Dataset entries:

┄┄┄┄┄┄┄┄┄┄┄┄┄┄┄┄┄┄┄┄

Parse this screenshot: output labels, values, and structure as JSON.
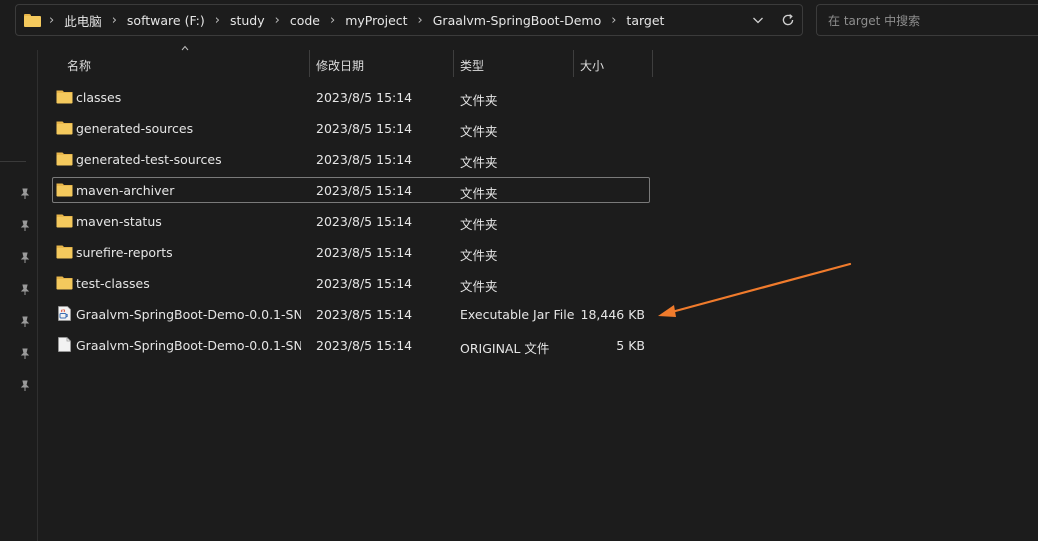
{
  "address": {
    "crumbs": [
      "此电脑",
      "software (F:)",
      "study",
      "code",
      "myProject",
      "Graalvm-SpringBoot-Demo",
      "target"
    ]
  },
  "search": {
    "placeholder": "在 target 中搜索"
  },
  "columns": {
    "name": "名称",
    "date": "修改日期",
    "type": "类型",
    "size": "大小"
  },
  "files": [
    {
      "name": "classes",
      "date": "2023/8/5 15:14",
      "type": "文件夹",
      "size": "",
      "icon": "folder-icon"
    },
    {
      "name": "generated-sources",
      "date": "2023/8/5 15:14",
      "type": "文件夹",
      "size": "",
      "icon": "folder-icon"
    },
    {
      "name": "generated-test-sources",
      "date": "2023/8/5 15:14",
      "type": "文件夹",
      "size": "",
      "icon": "folder-icon"
    },
    {
      "name": "maven-archiver",
      "date": "2023/8/5 15:14",
      "type": "文件夹",
      "size": "",
      "icon": "folder-icon",
      "focused": true
    },
    {
      "name": "maven-status",
      "date": "2023/8/5 15:14",
      "type": "文件夹",
      "size": "",
      "icon": "folder-icon"
    },
    {
      "name": "surefire-reports",
      "date": "2023/8/5 15:14",
      "type": "文件夹",
      "size": "",
      "icon": "folder-icon"
    },
    {
      "name": "test-classes",
      "date": "2023/8/5 15:14",
      "type": "文件夹",
      "size": "",
      "icon": "folder-icon"
    },
    {
      "name": "Graalvm-SpringBoot-Demo-0.0.1-SN...",
      "date": "2023/8/5 15:14",
      "type": "Executable Jar File",
      "size": "18,446 KB",
      "icon": "java-jar-icon"
    },
    {
      "name": "Graalvm-SpringBoot-Demo-0.0.1-SN...",
      "date": "2023/8/5 15:14",
      "type": "ORIGINAL 文件",
      "size": "5 KB",
      "icon": "blank-file-icon"
    }
  ],
  "colors": {
    "background": "#1c1c1c",
    "folder": "#f4c95d",
    "annotation_arrow": "#f07b2c"
  }
}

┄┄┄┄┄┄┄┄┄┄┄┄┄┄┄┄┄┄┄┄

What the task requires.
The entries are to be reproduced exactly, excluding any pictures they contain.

Response below.
Parse this screenshot: output labels, values, and structure as JSON.
{
  "address": {
    "crumbs": [
      "此电脑",
      "software (F:)",
      "study",
      "code",
      "myProject",
      "Graalvm-SpringBoot-Demo",
      "target"
    ]
  },
  "search": {
    "placeholder": "在 target 中搜索"
  },
  "columns": {
    "name": "名称",
    "date": "修改日期",
    "type": "类型",
    "size": "大小"
  },
  "files": [
    {
      "name": "classes",
      "date": "2023/8/5 15:14",
      "type": "文件夹",
      "size": "",
      "icon": "folder-icon"
    },
    {
      "name": "generated-sources",
      "date": "2023/8/5 15:14",
      "type": "文件夹",
      "size": "",
      "icon": "folder-icon"
    },
    {
      "name": "generated-test-sources",
      "date": "2023/8/5 15:14",
      "type": "文件夹",
      "size": "",
      "icon": "folder-icon"
    },
    {
      "name": "maven-archiver",
      "date": "2023/8/5 15:14",
      "type": "文件夹",
      "size": "",
      "icon": "folder-icon",
      "focused": true
    },
    {
      "name": "maven-status",
      "date": "2023/8/5 15:14",
      "type": "文件夹",
      "size": "",
      "icon": "folder-icon"
    },
    {
      "name": "surefire-reports",
      "date": "2023/8/5 15:14",
      "type": "文件夹",
      "size": "",
      "icon": "folder-icon"
    },
    {
      "name": "test-classes",
      "date": "2023/8/5 15:14",
      "type": "文件夹",
      "size": "",
      "icon": "folder-icon"
    },
    {
      "name": "Graalvm-SpringBoot-Demo-0.0.1-SN...",
      "date": "2023/8/5 15:14",
      "type": "Executable Jar File",
      "size": "18,446 KB",
      "icon": "java-jar-icon"
    },
    {
      "name": "Graalvm-SpringBoot-Demo-0.0.1-SN...",
      "date": "2023/8/5 15:14",
      "type": "ORIGINAL 文件",
      "size": "5 KB",
      "icon": "blank-file-icon"
    }
  ],
  "colors": {
    "background": "#1c1c1c",
    "folder": "#f4c95d",
    "annotation_arrow": "#f07b2c"
  }
}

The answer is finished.